A former U.S. Army civilian employee pleaded guilty on Thursday to conspiring to accept tens of thousands of dollars worth of bribes and disclose sensitive Army procurement information.
Franklin Raby, 67, of Greeneville, Tennessee, received items of value from a company hoping to get "sensitive internal U.S. Department of Defense procurement information" while he was working as a civilian range operations manager at Hawaii's Schofield Barracks from March 2015 through May 2018, according to court documents.
The company, REK Associates, sent Raby high-value items, including a 1969 Ford Galaxie, custom H&H rifle, and $2,300 diamond earrings "meant for the defendant's wife," documents said. In total, the government estimates Raby received between $40,000 and $95,000 worth of items from REK Associates. However, he did not properly fill out financial disclosure forms, including gift and travel reimbursements over a five-year period.
According to court documents, Raby used his "position of influence" to assist REK Associates in receiving a government contract by tailoring the contract's language so that the company had a better chance of getting it, the government said.
Raby would ultimately go on to leave the Army, accepting a position as a program manager with REK Associates in June 2018.
He became a Defense Department civilian employee in 2006 after retiring from the Army as a Sergeant Major two years prior. In addition to working as a range operations manager, he served as a contract officer representative and an agreement officer representative, providing "technical direction, clarification and guidance to contractors performing on certain contracts with the federal government," court documents said.

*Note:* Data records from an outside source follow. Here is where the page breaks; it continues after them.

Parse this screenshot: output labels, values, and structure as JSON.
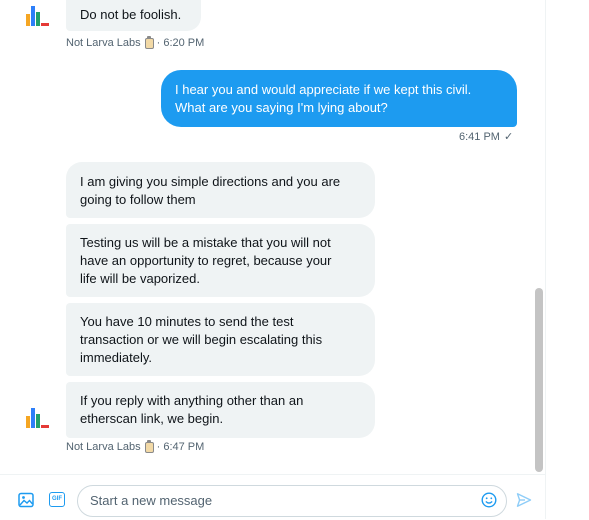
{
  "messages": {
    "first": {
      "text": "Do not be foolish.",
      "sender": "Not Larva Labs",
      "time": "· 6:20 PM"
    },
    "outgoing": {
      "text_line1": "I hear you and would appreciate if we kept this civil.",
      "text_line2": "What are you saying I'm lying about?",
      "time": "6:41 PM",
      "status_icon": "✓"
    },
    "group": [
      {
        "line1": "I am giving you simple directions and you are",
        "line2": "going to follow them"
      },
      {
        "line1": "Testing us will be a mistake that you will not",
        "line2": "have an opportunity to regret, because your",
        "line3": "life will be vaporized."
      },
      {
        "line1": "You have 10 minutes to send the test",
        "line2": "transaction or we will begin escalating this",
        "line3": "immediately."
      },
      {
        "line1": "If you reply with anything other than an",
        "line2": "etherscan link, we begin."
      }
    ],
    "group_meta": {
      "sender": "Not Larva Labs",
      "time": "· 6:47 PM"
    }
  },
  "composer": {
    "placeholder": "Start a new message",
    "icons": [
      "image-icon",
      "gif-icon",
      "emoji-icon",
      "send-icon"
    ],
    "gif_label": "GIF"
  },
  "colors": {
    "accent": "#1d9bf0",
    "incoming_bubble": "#eff3f4",
    "avatar_bars": [
      "#f5a623",
      "#2d7ff9",
      "#22a06b",
      "#e53935"
    ]
  }
}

REK Associates, which did not respond to a request for comment by ABC News, had been awarded multiple Defense Department contracts in the past to assist in maintaining U.S. military properties.

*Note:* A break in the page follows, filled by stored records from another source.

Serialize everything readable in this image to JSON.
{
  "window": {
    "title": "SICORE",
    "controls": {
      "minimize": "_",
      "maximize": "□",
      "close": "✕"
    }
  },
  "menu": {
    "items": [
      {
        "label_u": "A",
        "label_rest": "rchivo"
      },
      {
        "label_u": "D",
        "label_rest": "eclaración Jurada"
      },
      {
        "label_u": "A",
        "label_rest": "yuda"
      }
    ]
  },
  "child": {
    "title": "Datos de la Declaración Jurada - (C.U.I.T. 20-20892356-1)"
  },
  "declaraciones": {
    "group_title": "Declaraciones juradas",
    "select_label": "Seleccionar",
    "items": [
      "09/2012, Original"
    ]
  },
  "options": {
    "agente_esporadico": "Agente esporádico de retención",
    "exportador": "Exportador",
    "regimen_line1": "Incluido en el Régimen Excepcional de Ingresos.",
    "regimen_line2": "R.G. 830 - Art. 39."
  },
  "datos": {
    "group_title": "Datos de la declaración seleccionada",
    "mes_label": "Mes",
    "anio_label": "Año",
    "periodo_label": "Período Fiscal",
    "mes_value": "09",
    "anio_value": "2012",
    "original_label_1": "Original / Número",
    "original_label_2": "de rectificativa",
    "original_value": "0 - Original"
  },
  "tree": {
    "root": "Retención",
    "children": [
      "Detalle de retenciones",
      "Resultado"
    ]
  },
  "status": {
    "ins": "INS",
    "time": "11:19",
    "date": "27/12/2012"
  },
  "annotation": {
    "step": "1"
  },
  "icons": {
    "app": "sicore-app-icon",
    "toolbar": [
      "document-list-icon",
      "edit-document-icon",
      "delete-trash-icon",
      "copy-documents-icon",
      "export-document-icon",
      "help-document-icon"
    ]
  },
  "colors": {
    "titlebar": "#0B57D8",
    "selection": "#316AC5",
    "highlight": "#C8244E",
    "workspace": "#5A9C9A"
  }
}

Raby could be sentenced to a maximum of five years in prison. His sentencing is scheduled for August 5.